What you have to do >> Output the records exactly, with no line skipped.

[Data records for software interfaces]

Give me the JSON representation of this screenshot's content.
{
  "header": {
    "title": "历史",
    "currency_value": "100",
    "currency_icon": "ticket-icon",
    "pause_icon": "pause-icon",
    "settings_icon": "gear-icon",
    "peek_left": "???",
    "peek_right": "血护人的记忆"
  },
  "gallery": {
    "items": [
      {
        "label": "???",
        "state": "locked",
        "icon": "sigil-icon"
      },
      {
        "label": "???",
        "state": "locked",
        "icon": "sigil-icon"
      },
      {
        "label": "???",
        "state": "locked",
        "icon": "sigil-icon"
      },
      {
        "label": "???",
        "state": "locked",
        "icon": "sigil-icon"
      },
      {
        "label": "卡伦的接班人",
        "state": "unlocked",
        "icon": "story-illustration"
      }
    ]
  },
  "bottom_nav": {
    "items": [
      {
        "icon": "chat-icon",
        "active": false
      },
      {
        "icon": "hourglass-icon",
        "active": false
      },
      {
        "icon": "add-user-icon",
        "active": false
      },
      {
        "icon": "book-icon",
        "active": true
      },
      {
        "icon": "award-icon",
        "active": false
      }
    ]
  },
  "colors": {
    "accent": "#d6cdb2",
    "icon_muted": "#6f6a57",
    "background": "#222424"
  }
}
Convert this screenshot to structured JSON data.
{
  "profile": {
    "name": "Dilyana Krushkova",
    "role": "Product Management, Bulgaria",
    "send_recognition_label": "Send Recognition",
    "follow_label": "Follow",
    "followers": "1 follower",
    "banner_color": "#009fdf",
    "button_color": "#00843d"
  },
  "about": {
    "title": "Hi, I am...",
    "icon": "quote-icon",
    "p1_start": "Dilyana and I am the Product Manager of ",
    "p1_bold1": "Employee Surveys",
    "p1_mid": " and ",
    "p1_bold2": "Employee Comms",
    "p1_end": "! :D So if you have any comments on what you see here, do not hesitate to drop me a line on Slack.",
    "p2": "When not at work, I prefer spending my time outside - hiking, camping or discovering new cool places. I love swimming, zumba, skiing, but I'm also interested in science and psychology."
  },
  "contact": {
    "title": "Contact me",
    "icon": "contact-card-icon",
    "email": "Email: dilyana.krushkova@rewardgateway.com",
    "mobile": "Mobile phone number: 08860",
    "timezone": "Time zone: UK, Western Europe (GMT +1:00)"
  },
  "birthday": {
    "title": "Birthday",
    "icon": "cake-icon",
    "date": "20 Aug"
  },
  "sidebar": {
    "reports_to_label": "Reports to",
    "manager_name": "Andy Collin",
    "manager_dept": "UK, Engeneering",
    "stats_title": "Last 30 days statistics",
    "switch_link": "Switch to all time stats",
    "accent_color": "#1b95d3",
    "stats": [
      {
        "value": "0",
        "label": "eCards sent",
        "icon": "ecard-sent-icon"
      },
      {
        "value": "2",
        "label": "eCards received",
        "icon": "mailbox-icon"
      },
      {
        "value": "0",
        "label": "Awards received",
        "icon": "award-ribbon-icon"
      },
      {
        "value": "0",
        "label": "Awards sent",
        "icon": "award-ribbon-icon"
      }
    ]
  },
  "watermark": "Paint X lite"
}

Answer to the problem >>
Give me the JSON representation of this screenshot's content.
{
  "header": {
    "title": "历史",
    "currency_value": "100",
    "currency_icon": "ticket-icon",
    "pause_icon": "pause-icon",
    "settings_icon": "gear-icon",
    "peek_left": "???",
    "peek_right": "血护人的记忆"
  },
  "gallery": {
    "items": [
      {
        "label": "???",
        "state": "locked",
        "icon": "sigil-icon"
      },
      {
        "label": "???",
        "state": "locked",
        "icon": "sigil-icon"
      },
      {
        "label": "???",
        "state": "locked",
        "icon": "sigil-icon"
      },
      {
        "label": "???",
        "state": "locked",
        "icon": "sigil-icon"
      },
      {
        "label": "卡伦的接班人",
        "state": "unlocked",
        "icon": "story-illustration"
      }
    ]
  },
  "bottom_nav": {
    "items": [
      {
        "icon": "chat-icon",
        "active": false
      },
      {
        "icon": "hourglass-icon",
        "active": false
      },
      {
        "icon": "add-user-icon",
        "active": false
      },
      {
        "icon": "book-icon",
        "active": true
      },
      {
        "icon": "award-icon",
        "active": false
      }
    ]
  },
  "colors": {
    "accent": "#d6cdb2",
    "icon_muted": "#6f6a57",
    "background": "#222424"
  }
}
Convert this screenshot to structured JSON data.
{
  "profile": {
    "name": "Dilyana Krushkova",
    "role": "Product Management, Bulgaria",
    "send_recognition_label": "Send Recognition",
    "follow_label": "Follow",
    "followers": "1 follower",
    "banner_color": "#009fdf",
    "button_color": "#00843d"
  },
  "about": {
    "title": "Hi, I am...",
    "icon": "quote-icon",
    "p1_start": "Dilyana and I am the Product Manager of ",
    "p1_bold1": "Employee Surveys",
    "p1_mid": " and ",
    "p1_bold2": "Employee Comms",
    "p1_end": "! :D So if you have any comments on what you see here, do not hesitate to drop me a line on Slack.",
    "p2": "When not at work, I prefer spending my time outside - hiking, camping or discovering new cool places. I love swimming, zumba, skiing, but I'm also interested in science and psychology."
  },
  "contact": {
    "title": "Contact me",
    "icon": "contact-card-icon",
    "email": "Email: dilyana.krushkova@rewardgateway.com",
    "mobile": "Mobile phone number: 08860",
    "timezone": "Time zone: UK, Western Europe (GMT +1:00)"
  },
  "birthday": {
    "title": "Birthday",
    "icon": "cake-icon",
    "date": "20 Aug"
  },
  "sidebar": {
    "reports_to_label": "Reports to",
    "manager_name": "Andy Collin",
    "manager_dept": "UK, Engeneering",
    "stats_title": "Last 30 days statistics",
    "switch_link": "Switch to all time stats",
    "accent_color": "#1b95d3",
    "stats": [
      {
        "value": "0",
        "label": "eCards sent",
        "icon": "ecard-sent-icon"
      },
      {
        "value": "2",
        "label": "eCards received",
        "icon": "mailbox-icon"
      },
      {
        "value": "0",
        "label": "Awards received",
        "icon": "award-ribbon-icon"
      },
      {
        "value": "0",
        "label": "Awards sent",
        "icon": "award-ribbon-icon"
      }
    ]
  },
  "watermark": "Paint X lite"
}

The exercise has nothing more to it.